• **Assigned task**:
Restate all of the entries exactly, each line as it stands.

• **Records provided**:
:::::
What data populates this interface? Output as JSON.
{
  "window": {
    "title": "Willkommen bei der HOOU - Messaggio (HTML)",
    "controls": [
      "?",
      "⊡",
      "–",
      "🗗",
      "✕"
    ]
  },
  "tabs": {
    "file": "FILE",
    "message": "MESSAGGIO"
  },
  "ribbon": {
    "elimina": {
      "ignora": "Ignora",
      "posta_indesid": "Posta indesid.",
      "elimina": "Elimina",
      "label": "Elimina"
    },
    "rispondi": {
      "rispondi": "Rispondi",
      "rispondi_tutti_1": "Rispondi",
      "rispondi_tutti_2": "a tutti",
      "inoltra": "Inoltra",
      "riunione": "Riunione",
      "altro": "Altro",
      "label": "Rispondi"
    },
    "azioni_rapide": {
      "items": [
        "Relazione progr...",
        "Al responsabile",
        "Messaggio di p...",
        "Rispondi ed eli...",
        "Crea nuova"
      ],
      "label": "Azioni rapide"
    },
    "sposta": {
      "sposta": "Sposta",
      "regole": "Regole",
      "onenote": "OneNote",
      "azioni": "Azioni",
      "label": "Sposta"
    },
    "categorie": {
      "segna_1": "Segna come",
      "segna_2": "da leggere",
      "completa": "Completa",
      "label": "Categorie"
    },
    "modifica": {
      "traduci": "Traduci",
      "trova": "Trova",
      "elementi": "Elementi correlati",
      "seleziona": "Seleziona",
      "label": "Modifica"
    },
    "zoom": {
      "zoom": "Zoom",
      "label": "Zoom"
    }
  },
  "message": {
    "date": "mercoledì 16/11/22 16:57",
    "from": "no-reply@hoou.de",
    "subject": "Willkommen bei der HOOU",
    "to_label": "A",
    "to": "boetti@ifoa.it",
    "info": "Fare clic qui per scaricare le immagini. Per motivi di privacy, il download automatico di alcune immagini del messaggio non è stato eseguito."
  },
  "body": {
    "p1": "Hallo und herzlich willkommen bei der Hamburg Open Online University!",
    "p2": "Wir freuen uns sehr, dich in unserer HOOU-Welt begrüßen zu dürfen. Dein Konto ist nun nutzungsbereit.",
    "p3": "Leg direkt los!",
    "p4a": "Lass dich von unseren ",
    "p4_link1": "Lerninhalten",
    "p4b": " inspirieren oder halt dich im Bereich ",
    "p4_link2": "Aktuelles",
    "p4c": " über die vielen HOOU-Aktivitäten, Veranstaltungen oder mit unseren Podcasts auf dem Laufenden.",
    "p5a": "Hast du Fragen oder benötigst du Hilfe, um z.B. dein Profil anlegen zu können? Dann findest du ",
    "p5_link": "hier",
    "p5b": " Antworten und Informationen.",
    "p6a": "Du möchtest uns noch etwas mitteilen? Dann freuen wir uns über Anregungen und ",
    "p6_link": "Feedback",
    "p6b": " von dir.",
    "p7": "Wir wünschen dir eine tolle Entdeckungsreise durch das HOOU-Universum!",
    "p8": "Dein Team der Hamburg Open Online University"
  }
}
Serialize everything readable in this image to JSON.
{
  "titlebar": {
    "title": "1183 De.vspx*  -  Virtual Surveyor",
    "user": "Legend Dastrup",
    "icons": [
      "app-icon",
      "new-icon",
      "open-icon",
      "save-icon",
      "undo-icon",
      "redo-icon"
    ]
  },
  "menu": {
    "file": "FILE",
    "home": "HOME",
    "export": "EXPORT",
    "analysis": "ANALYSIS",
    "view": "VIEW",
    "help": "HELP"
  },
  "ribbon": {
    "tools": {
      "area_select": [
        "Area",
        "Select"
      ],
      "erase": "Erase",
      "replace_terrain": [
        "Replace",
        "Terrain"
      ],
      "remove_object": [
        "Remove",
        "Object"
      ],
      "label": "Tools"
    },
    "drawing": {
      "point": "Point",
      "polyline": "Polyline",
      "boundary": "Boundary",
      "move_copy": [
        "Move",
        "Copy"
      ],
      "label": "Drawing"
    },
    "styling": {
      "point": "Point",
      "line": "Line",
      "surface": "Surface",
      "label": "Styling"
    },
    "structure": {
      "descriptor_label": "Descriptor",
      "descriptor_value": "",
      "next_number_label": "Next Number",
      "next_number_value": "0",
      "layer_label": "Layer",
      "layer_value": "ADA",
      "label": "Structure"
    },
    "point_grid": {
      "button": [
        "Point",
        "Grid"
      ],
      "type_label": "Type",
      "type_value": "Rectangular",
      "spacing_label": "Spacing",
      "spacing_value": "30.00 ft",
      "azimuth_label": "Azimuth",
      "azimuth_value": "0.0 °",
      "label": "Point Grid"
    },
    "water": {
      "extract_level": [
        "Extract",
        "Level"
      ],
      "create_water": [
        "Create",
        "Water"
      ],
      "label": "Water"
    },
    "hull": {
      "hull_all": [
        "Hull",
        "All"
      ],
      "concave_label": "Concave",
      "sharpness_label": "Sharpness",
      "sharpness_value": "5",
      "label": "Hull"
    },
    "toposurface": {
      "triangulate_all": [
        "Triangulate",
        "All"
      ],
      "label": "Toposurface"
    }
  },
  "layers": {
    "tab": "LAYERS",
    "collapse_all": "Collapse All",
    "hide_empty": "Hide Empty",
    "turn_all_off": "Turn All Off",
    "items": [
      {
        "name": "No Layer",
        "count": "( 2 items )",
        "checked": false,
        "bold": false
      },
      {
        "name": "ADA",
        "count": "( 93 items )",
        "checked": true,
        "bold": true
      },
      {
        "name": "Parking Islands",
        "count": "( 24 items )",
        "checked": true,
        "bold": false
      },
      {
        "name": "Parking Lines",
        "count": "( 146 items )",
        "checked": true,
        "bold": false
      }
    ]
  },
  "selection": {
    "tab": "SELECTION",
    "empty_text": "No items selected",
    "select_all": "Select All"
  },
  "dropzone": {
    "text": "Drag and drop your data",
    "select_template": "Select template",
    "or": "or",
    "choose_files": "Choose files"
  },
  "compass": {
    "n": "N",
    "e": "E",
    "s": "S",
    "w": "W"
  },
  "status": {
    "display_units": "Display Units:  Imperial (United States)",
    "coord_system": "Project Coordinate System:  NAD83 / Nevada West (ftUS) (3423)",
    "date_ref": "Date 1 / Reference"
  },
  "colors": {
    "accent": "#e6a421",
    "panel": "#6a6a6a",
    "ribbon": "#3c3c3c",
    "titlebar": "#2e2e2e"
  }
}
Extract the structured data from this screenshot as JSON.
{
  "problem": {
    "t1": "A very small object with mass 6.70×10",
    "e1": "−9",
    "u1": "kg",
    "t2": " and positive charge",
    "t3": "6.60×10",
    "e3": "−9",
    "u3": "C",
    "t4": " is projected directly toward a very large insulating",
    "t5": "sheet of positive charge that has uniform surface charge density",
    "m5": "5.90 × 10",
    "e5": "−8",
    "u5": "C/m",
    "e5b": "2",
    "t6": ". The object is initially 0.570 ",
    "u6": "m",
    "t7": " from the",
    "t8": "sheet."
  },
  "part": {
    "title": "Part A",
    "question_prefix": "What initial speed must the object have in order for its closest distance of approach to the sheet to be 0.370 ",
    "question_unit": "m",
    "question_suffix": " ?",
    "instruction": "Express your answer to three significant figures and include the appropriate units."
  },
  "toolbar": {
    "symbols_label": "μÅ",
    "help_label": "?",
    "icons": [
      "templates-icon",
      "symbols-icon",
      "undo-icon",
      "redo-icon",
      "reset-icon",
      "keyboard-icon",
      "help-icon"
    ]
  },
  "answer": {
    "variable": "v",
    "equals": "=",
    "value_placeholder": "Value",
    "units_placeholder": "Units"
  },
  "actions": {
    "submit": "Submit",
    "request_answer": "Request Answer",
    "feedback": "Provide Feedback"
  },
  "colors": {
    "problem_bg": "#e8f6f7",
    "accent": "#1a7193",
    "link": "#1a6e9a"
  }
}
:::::
• **Output**:
What data populates this interface? Output as JSON.
{
  "window": {
    "title": "Willkommen bei der HOOU - Messaggio (HTML)",
    "controls": [
      "?",
      "⊡",
      "–",
      "🗗",
      "✕"
    ]
  },
  "tabs": {
    "file": "FILE",
    "message": "MESSAGGIO"
  },
  "ribbon": {
    "elimina": {
      "ignora": "Ignora",
      "posta_indesid": "Posta indesid.",
      "elimina": "Elimina",
      "label": "Elimina"
    },
    "rispondi": {
      "rispondi": "Rispondi",
      "rispondi_tutti_1": "Rispondi",
      "rispondi_tutti_2": "a tutti",
      "inoltra": "Inoltra",
      "riunione": "Riunione",
      "altro": "Altro",
      "label": "Rispondi"
    },
    "azioni_rapide": {
      "items": [
        "Relazione progr...",
        "Al responsabile",
        "Messaggio di p...",
        "Rispondi ed eli...",
        "Crea nuova"
      ],
      "label": "Azioni rapide"
    },
    "sposta": {
      "sposta": "Sposta",
      "regole": "Regole",
      "onenote": "OneNote",
      "azioni": "Azioni",
      "label": "Sposta"
    },
    "categorie": {
      "segna_1": "Segna come",
      "segna_2": "da leggere",
      "completa": "Completa",
      "label": "Categorie"
    },
    "modifica": {
      "traduci": "Traduci",
      "trova": "Trova",
      "elementi": "Elementi correlati",
      "seleziona": "Seleziona",
      "label": "Modifica"
    },
    "zoom": {
      "zoom": "Zoom",
      "label": "Zoom"
    }
  },
  "message": {
    "date": "mercoledì 16/11/22 16:57",
    "from": "no-reply@hoou.de",
    "subject": "Willkommen bei der HOOU",
    "to_label": "A",
    "to": "boetti@ifoa.it",
    "info": "Fare clic qui per scaricare le immagini. Per motivi di privacy, il download automatico di alcune immagini del messaggio non è stato eseguito."
  },
  "body": {
    "p1": "Hallo und herzlich willkommen bei der Hamburg Open Online University!",
    "p2": "Wir freuen uns sehr, dich in unserer HOOU-Welt begrüßen zu dürfen. Dein Konto ist nun nutzungsbereit.",
    "p3": "Leg direkt los!",
    "p4a": "Lass dich von unseren ",
    "p4_link1": "Lerninhalten",
    "p4b": " inspirieren oder halt dich im Bereich ",
    "p4_link2": "Aktuelles",
    "p4c": " über die vielen HOOU-Aktivitäten, Veranstaltungen oder mit unseren Podcasts auf dem Laufenden.",
    "p5a": "Hast du Fragen oder benötigst du Hilfe, um z.B. dein Profil anlegen zu können? Dann findest du ",
    "p5_link": "hier",
    "p5b": " Antworten und Informationen.",
    "p6a": "Du möchtest uns noch etwas mitteilen? Dann freuen wir uns über Anregungen und ",
    "p6_link": "Feedback",
    "p6b": " von dir.",
    "p7": "Wir wünschen dir eine tolle Entdeckungsreise durch das HOOU-Universum!",
    "p8": "Dein Team der Hamburg Open Online University"
  }
}
Serialize everything readable in this image to JSON.
{
  "titlebar": {
    "title": "1183 De.vspx*  -  Virtual Surveyor",
    "user": "Legend Dastrup",
    "icons": [
      "app-icon",
      "new-icon",
      "open-icon",
      "save-icon",
      "undo-icon",
      "redo-icon"
    ]
  },
  "menu": {
    "file": "FILE",
    "home": "HOME",
    "export": "EXPORT",
    "analysis": "ANALYSIS",
    "view": "VIEW",
    "help": "HELP"
  },
  "ribbon": {
    "tools": {
      "area_select": [
        "Area",
        "Select"
      ],
      "erase": "Erase",
      "replace_terrain": [
        "Replace",
        "Terrain"
      ],
      "remove_object": [
        "Remove",
        "Object"
      ],
      "label": "Tools"
    },
    "drawing": {
      "point": "Point",
      "polyline": "Polyline",
      "boundary": "Boundary",
      "move_copy": [
        "Move",
        "Copy"
      ],
      "label": "Drawing"
    },
    "styling": {
      "point": "Point",
      "line": "Line",
      "surface": "Surface",
      "label": "Styling"
    },
    "structure": {
      "descriptor_label": "Descriptor",
      "descriptor_value": "",
      "next_number_label": "Next Number",
      "next_number_value": "0",
      "layer_label": "Layer",
      "layer_value": "ADA",
      "label": "Structure"
    },
    "point_grid": {
      "button": [
        "Point",
        "Grid"
      ],
      "type_label": "Type",
      "type_value": "Rectangular",
      "spacing_label": "Spacing",
      "spacing_value": "30.00 ft",
      "azimuth_label": "Azimuth",
      "azimuth_value": "0.0 °",
      "label": "Point Grid"
    },
    "water": {
      "extract_level": [
        "Extract",
        "Level"
      ],
      "create_water": [
        "Create",
        "Water"
      ],
      "label": "Water"
    },
    "hull": {
      "hull_all": [
        "Hull",
        "All"
      ],
      "concave_label": "Concave",
      "sharpness_label": "Sharpness",
      "sharpness_value": "5",
      "label": "Hull"
    },
    "toposurface": {
      "triangulate_all": [
        "Triangulate",
        "All"
      ],
      "label": "Toposurface"
    }
  },
  "layers": {
    "tab": "LAYERS",
    "collapse_all": "Collapse All",
    "hide_empty": "Hide Empty",
    "turn_all_off": "Turn All Off",
    "items": [
      {
        "name": "No Layer",
        "count": "( 2 items )",
        "checked": false,
        "bold": false
      },
      {
        "name": "ADA",
        "count": "( 93 items )",
        "checked": true,
        "bold": true
      },
      {
        "name": "Parking Islands",
        "count": "( 24 items )",
        "checked": true,
        "bold": false
      },
      {
        "name": "Parking Lines",
        "count": "( 146 items )",
        "checked": true,
        "bold": false
      }
    ]
  },
  "selection": {
    "tab": "SELECTION",
    "empty_text": "No items selected",
    "select_all": "Select All"
  },
  "dropzone": {
    "text": "Drag and drop your data",
    "select_template": "Select template",
    "or": "or",
    "choose_files": "Choose files"
  },
  "compass": {
    "n": "N",
    "e": "E",
    "s": "S",
    "w": "W"
  },
  "status": {
    "display_units": "Display Units:  Imperial (United States)",
    "coord_system": "Project Coordinate System:  NAD83 / Nevada West (ftUS) (3423)",
    "date_ref": "Date 1 / Reference"
  },
  "colors": {
    "accent": "#e6a421",
    "panel": "#6a6a6a",
    "ribbon": "#3c3c3c",
    "titlebar": "#2e2e2e"
  }
}
Extract the structured data from this screenshot as JSON.
{
  "problem": {
    "t1": "A very small object with mass 6.70×10",
    "e1": "−9",
    "u1": "kg",
    "t2": " and positive charge",
    "t3": "6.60×10",
    "e3": "−9",
    "u3": "C",
    "t4": " is projected directly toward a very large insulating",
    "t5": "sheet of positive charge that has uniform surface charge density",
    "m5": "5.90 × 10",
    "e5": "−8",
    "u5": "C/m",
    "e5b": "2",
    "t6": ". The object is initially 0.570 ",
    "u6": "m",
    "t7": " from the",
    "t8": "sheet."
  },
  "part": {
    "title": "Part A",
    "question_prefix": "What initial speed must the object have in order for its closest distance of approach to the sheet to be 0.370 ",
    "question_unit": "m",
    "question_suffix": " ?",
    "instruction": "Express your answer to three significant figures and include the appropriate units."
  },
  "toolbar": {
    "symbols_label": "μÅ",
    "help_label": "?",
    "icons": [
      "templates-icon",
      "symbols-icon",
      "undo-icon",
      "redo-icon",
      "reset-icon",
      "keyboard-icon",
      "help-icon"
    ]
  },
  "answer": {
    "variable": "v",
    "equals": "=",
    "value_placeholder": "Value",
    "units_placeholder": "Units"
  },
  "actions": {
    "submit": "Submit",
    "request_answer": "Request Answer",
    "feedback": "Provide Feedback"
  },
  "colors": {
    "problem_bg": "#e8f6f7",
    "accent": "#1a7193",
    "link": "#1a6e9a"
  }
}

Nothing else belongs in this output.